I saw an article recently about retail store credit cards that I thought had some very good information. It was on the site Bankrate.com. It pointed out that sometime during the fourth century, a monk defined what he called “the Eight Temptations of Man”. A couple of hundred years later Pope Gregory is thought to have changed this and renamed them “The Seven Deadly Sins.” As the article reported, it didn’t take very long for temptations to become sins. And the same thing could happen to you today, especially when you are retail shopping.
The siren’s song
Today’s retail stores have become very adroit merchandisers. They bombard you with holiday sales, end-of-season sales, discount coupons, member specials, deals-of-the-day and so forth. While these can entice you into a flurry of buying, the real temptation is not these. It’s the store credit card. It will give you immediate money off but can lead you to the sins of greed and sloth.
Why your credit score will drop
Part of your credit score is determined by what’s called your debt-to-credit ratio. This is the difference between the total amounts of credit you’ve used vs. the total amount of credit you have available. For example, if you had a total credit limit of $10,000 and had racked up $5000 in debt, your debt-to-credit ratio would be 50% – or way too high. So, getting back to the store credit card example, if it had a $500 limit and you maxed it out, this would cause your credit usage to go through the roof. Consequently, your credit score would drop.

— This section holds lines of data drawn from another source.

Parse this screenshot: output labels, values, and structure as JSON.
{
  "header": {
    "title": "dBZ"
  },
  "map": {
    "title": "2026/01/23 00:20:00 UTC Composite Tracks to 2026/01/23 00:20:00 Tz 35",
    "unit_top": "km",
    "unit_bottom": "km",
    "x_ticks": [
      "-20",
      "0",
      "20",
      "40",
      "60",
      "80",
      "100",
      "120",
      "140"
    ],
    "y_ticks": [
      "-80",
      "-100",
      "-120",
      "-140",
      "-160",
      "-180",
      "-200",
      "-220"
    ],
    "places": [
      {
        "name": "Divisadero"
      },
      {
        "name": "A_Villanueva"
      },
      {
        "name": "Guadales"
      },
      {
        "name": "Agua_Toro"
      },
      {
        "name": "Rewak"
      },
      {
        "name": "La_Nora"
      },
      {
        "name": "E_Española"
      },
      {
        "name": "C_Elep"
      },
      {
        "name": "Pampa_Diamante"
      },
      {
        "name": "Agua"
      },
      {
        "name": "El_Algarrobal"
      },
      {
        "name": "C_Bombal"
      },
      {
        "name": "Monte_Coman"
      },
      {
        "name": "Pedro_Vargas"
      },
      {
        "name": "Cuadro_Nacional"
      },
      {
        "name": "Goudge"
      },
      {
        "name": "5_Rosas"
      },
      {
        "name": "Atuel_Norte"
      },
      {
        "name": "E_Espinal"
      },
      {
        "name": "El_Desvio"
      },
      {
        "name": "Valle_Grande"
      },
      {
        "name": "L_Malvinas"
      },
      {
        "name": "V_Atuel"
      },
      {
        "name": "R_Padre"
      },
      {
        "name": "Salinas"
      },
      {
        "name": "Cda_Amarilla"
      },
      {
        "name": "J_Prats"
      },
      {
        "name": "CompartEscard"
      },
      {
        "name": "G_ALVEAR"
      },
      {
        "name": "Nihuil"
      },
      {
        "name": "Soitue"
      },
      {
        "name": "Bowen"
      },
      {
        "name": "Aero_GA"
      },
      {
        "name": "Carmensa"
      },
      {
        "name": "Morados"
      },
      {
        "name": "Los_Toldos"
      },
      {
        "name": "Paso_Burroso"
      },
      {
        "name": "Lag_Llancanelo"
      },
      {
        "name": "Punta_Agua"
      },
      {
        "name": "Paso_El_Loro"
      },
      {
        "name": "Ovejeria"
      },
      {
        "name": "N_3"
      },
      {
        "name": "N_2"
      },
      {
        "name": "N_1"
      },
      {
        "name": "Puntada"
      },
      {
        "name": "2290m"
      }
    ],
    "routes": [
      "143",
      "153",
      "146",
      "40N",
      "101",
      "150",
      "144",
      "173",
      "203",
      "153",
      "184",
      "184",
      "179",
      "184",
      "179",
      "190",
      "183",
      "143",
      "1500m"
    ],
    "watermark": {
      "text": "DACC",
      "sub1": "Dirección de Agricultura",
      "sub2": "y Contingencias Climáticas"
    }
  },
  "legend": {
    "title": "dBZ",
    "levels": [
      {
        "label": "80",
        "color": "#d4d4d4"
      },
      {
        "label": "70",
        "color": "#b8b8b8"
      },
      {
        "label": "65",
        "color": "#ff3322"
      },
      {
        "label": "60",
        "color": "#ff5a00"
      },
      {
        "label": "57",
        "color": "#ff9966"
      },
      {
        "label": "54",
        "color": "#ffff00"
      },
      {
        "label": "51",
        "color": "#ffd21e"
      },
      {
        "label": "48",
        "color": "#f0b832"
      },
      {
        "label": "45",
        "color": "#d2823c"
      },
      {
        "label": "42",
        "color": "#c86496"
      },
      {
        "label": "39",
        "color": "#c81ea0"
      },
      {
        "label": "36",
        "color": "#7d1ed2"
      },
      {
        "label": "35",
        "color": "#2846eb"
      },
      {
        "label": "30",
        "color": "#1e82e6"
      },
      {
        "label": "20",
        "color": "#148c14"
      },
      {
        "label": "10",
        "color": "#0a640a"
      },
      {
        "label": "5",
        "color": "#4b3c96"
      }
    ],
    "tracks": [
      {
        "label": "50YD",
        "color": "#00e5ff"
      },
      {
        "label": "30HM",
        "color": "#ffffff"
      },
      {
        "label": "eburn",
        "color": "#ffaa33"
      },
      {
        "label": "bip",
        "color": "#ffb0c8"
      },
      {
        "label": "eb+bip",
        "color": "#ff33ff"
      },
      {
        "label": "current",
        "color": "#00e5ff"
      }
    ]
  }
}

One of the major downsides
One of the biggest downsides of a store credit card is that they tend to have very low limits and high interest rates – usually 20% APR or more. What this translates into is that if you revolve that credit for just one month, you may lose any discount that you had gained by opening the card.
In addition, there are other things having to do with store cards that can affect your credit score. An example of this is that your credit score takes into account how long you’ve had credit. This is calculated based on the average age of all your cards. If you are continually opening department store cards, the average age of your accounts will drop and this will negatively affect your credit score. Another problem is that every time you inquire about credit, it dings your credit score.
Add them all up
If you combine these three elements of what opening a retail store credit card could do to your credit score, you can see why it would have a dramatic impact – and not a good one.
The good side of a retail credit card
To be fair to retail credit cards, they can have a good side. If there are stores where you shop regularly and are loyal to, its credit card could make sense. For example, you might find that your store’s private label card offers 5% cash back, which could be a very good incentive for someone who shops there often. If you have a store card, you may be provided with advance notices of sales and closeouts, which would make for added value. But the important thing is to not be a sloth. Pay off your balance every month without fail and don’t revolve your credit. That way, you would be able to enjoy the benefits of a retail store card without experiencing the negatives.
Lower limits can mean less debt
The upside to retail store cards that usually have very low limits, making it difficult for you to create a mountain of debt – so long as you’re not also running up debt on your standard credit cards. Whether it’s a retail store card, Visa card or MasterCard, the important thing is to always to pay off your balances every month to avoid those sky high interest rates that can just bleed your finances.
Read the complete Bankrate.com article by clicking here.